_What needs to be done_.
Count how many lines in this material contain "icon". The answer is that number alone.

_Data supplied_.
::::::::::
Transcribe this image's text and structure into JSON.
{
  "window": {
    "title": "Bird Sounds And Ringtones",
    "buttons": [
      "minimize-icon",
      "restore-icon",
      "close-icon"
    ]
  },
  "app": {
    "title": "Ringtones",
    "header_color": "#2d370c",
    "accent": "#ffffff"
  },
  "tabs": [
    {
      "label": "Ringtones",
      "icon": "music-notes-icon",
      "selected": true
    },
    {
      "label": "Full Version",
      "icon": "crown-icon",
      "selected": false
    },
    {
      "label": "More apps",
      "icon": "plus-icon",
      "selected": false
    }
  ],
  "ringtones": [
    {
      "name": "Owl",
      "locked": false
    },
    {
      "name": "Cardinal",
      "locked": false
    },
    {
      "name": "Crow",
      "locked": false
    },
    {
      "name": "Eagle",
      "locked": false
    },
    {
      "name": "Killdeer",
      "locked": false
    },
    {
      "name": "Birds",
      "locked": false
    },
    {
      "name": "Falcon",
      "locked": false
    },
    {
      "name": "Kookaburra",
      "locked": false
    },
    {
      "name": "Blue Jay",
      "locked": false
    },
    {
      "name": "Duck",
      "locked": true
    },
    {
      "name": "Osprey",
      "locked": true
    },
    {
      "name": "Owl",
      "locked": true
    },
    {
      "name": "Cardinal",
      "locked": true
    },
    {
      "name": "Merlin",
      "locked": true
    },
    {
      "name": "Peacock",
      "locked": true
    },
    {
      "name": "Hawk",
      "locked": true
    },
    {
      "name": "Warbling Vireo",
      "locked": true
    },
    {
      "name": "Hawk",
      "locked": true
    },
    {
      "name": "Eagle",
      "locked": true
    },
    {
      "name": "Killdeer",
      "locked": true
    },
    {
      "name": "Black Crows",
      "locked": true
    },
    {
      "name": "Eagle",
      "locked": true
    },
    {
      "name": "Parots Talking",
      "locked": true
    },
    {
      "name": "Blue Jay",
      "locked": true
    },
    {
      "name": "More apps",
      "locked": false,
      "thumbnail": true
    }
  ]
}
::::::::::
_Task solution_.
6